====== AVAILABLE DATA
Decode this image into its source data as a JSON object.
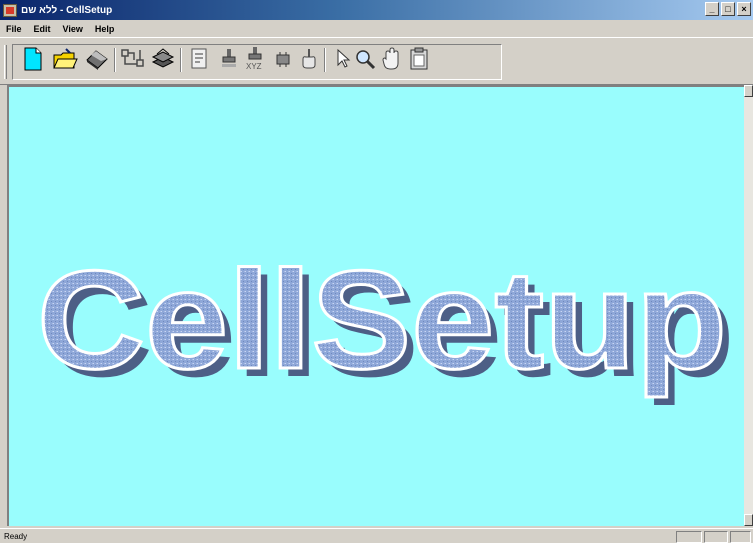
{
  "window": {
    "title": "ללא שם - CellSetup",
    "controls": {
      "minimize": "_",
      "maximize": "□",
      "close": "×"
    }
  },
  "menu": [
    {
      "label": "File"
    },
    {
      "label": "Edit"
    },
    {
      "label": "View"
    },
    {
      "label": "Help"
    }
  ],
  "toolbar": {
    "buttons": [
      {
        "icon": "new-document-icon"
      },
      {
        "icon": "open-folder-icon"
      },
      {
        "icon": "eraser-icon"
      },
      {
        "icon": "schematic-icon"
      },
      {
        "icon": "layers-icon"
      },
      {
        "icon": "properties-icon"
      },
      {
        "icon": "stamp-icon"
      },
      {
        "icon": "stamp-xyz-icon"
      },
      {
        "icon": "component-icon"
      },
      {
        "icon": "grab-icon"
      },
      {
        "icon": "pointer-icon"
      },
      {
        "icon": "zoom-icon"
      },
      {
        "icon": "pan-hand-icon"
      },
      {
        "icon": "clipboard-icon"
      }
    ]
  },
  "document": {
    "splash_text": "CellSetup",
    "background": "#99fdfd",
    "text_color": "#8aa6d6"
  },
  "status": {
    "text": "Ready"
  }
}
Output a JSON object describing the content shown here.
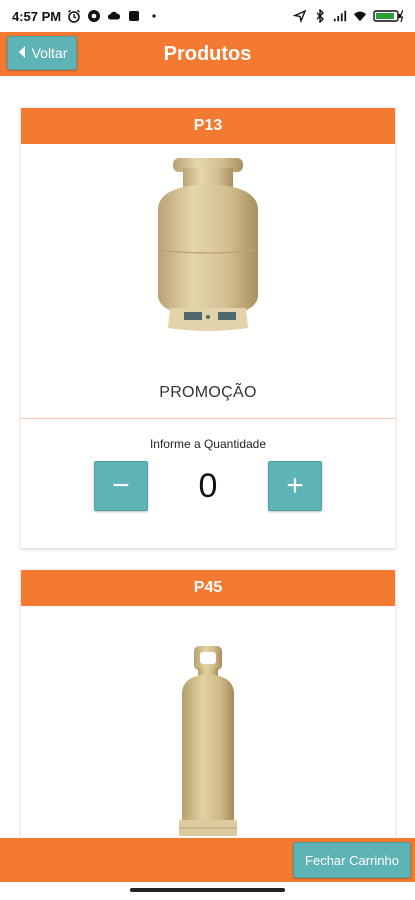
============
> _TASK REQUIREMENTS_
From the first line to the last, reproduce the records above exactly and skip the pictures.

> _SOLUTION FOR THIS PROBLEM_
Decode this image into its source data as a JSON object.
{
  "window": {
    "title": "ללא שם - CellSetup",
    "controls": {
      "minimize": "_",
      "maximize": "□",
      "close": "×"
    }
  },
  "menu": [
    {
      "label": "File"
    },
    {
      "label": "Edit"
    },
    {
      "label": "View"
    },
    {
      "label": "Help"
    }
  ],
  "toolbar": {
    "buttons": [
      {
        "icon": "new-document-icon"
      },
      {
        "icon": "open-folder-icon"
      },
      {
        "icon": "eraser-icon"
      },
      {
        "icon": "schematic-icon"
      },
      {
        "icon": "layers-icon"
      },
      {
        "icon": "properties-icon"
      },
      {
        "icon": "stamp-icon"
      },
      {
        "icon": "stamp-xyz-icon"
      },
      {
        "icon": "component-icon"
      },
      {
        "icon": "grab-icon"
      },
      {
        "icon": "pointer-icon"
      },
      {
        "icon": "zoom-icon"
      },
      {
        "icon": "pan-hand-icon"
      },
      {
        "icon": "clipboard-icon"
      }
    ]
  },
  "document": {
    "splash_text": "CellSetup",
    "background": "#99fdfd",
    "text_color": "#8aa6d6"
  },
  "status": {
    "text": "Ready"
  }
}
Output a JSON object describing the content shown here.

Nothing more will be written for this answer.